● THE INPUT
-- -- --
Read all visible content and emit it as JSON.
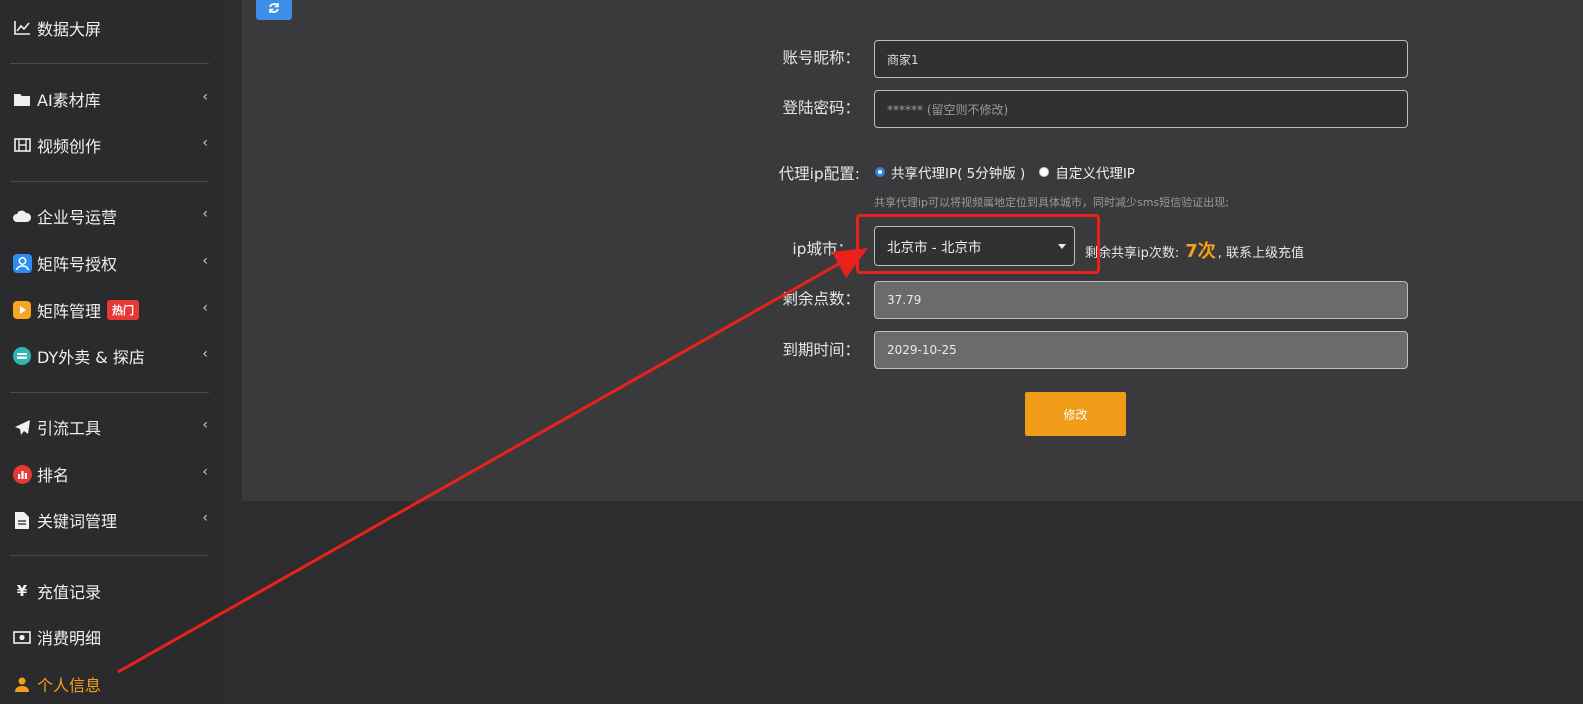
{
  "sidebar": {
    "items": [
      {
        "label": "数据大屏",
        "icon": "line-chart-icon",
        "chevron": ""
      },
      {
        "label": "AI素材库",
        "icon": "folder-icon",
        "chevron": "‹"
      },
      {
        "label": "视频创作",
        "icon": "film-icon",
        "chevron": "‹"
      },
      {
        "label": "企业号运营",
        "icon": "cloud-icon",
        "chevron": "‹"
      },
      {
        "label": "矩阵号授权",
        "icon": "user-badge-icon",
        "chevron": "‹"
      },
      {
        "label": "矩阵管理",
        "icon": "play-icon",
        "chevron": "‹",
        "badge": "热门"
      },
      {
        "label": "DY外卖 & 探店",
        "icon": "store-icon",
        "chevron": "‹"
      },
      {
        "label": "引流工具",
        "icon": "paper-plane-icon",
        "chevron": "‹"
      },
      {
        "label": "排名",
        "icon": "bar-chart-icon",
        "chevron": "‹"
      },
      {
        "label": "关键词管理",
        "icon": "document-icon",
        "chevron": "‹"
      },
      {
        "label": "充值记录",
        "icon": "yen-icon",
        "chevron": ""
      },
      {
        "label": "消费明细",
        "icon": "money-icon",
        "chevron": ""
      },
      {
        "label": "个人信息",
        "icon": "user-icon",
        "chevron": ""
      }
    ],
    "icon_glyphs": {
      "yen": "¥"
    }
  },
  "form": {
    "nickname_label": "账号昵称：",
    "nickname_value": "商家1",
    "password_label": "登陆密码：",
    "password_placeholder": "****** (留空则不修改)",
    "proxy_label": "代理ip配置:",
    "proxy_option_shared": "共享代理IP( 5分钟版 )",
    "proxy_option_custom": "自定义代理IP",
    "proxy_hint": "共享代理ip可以将视频属地定位到具体城市，同时减少sms短信验证出现;",
    "ip_city_label": "ip城市：",
    "ip_city_value": "北京市 - 北京市",
    "remaining_prefix": "剩余共享ip次数:",
    "remaining_count": "7次",
    "remaining_suffix": ", 联系上级充值",
    "points_label": "剩余点数：",
    "points_value": "37.79",
    "expire_label": "到期时间：",
    "expire_value": "2029-10-25",
    "submit_label": "修改"
  },
  "colors": {
    "accent": "#f09c18",
    "highlight": "#e8221b",
    "primary": "#3d8ee8"
  }
}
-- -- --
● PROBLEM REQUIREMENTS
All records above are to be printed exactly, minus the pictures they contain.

● ANSWER TO THIS PROBLEM
Read all visible content and emit it as JSON.
{
  "sidebar": {
    "items": [
      {
        "label": "数据大屏",
        "icon": "line-chart-icon",
        "chevron": ""
      },
      {
        "label": "AI素材库",
        "icon": "folder-icon",
        "chevron": "‹"
      },
      {
        "label": "视频创作",
        "icon": "film-icon",
        "chevron": "‹"
      },
      {
        "label": "企业号运营",
        "icon": "cloud-icon",
        "chevron": "‹"
      },
      {
        "label": "矩阵号授权",
        "icon": "user-badge-icon",
        "chevron": "‹"
      },
      {
        "label": "矩阵管理",
        "icon": "play-icon",
        "chevron": "‹",
        "badge": "热门"
      },
      {
        "label": "DY外卖 & 探店",
        "icon": "store-icon",
        "chevron": "‹"
      },
      {
        "label": "引流工具",
        "icon": "paper-plane-icon",
        "chevron": "‹"
      },
      {
        "label": "排名",
        "icon": "bar-chart-icon",
        "chevron": "‹"
      },
      {
        "label": "关键词管理",
        "icon": "document-icon",
        "chevron": "‹"
      },
      {
        "label": "充值记录",
        "icon": "yen-icon",
        "chevron": ""
      },
      {
        "label": "消费明细",
        "icon": "money-icon",
        "chevron": ""
      },
      {
        "label": "个人信息",
        "icon": "user-icon",
        "chevron": ""
      }
    ],
    "icon_glyphs": {
      "yen": "¥"
    }
  },
  "form": {
    "nickname_label": "账号昵称：",
    "nickname_value": "商家1",
    "password_label": "登陆密码：",
    "password_placeholder": "****** (留空则不修改)",
    "proxy_label": "代理ip配置:",
    "proxy_option_shared": "共享代理IP( 5分钟版 )",
    "proxy_option_custom": "自定义代理IP",
    "proxy_hint": "共享代理ip可以将视频属地定位到具体城市，同时减少sms短信验证出现;",
    "ip_city_label": "ip城市：",
    "ip_city_value": "北京市 - 北京市",
    "remaining_prefix": "剩余共享ip次数:",
    "remaining_count": "7次",
    "remaining_suffix": ", 联系上级充值",
    "points_label": "剩余点数：",
    "points_value": "37.79",
    "expire_label": "到期时间：",
    "expire_value": "2029-10-25",
    "submit_label": "修改"
  },
  "colors": {
    "accent": "#f09c18",
    "highlight": "#e8221b",
    "primary": "#3d8ee8"
  }
}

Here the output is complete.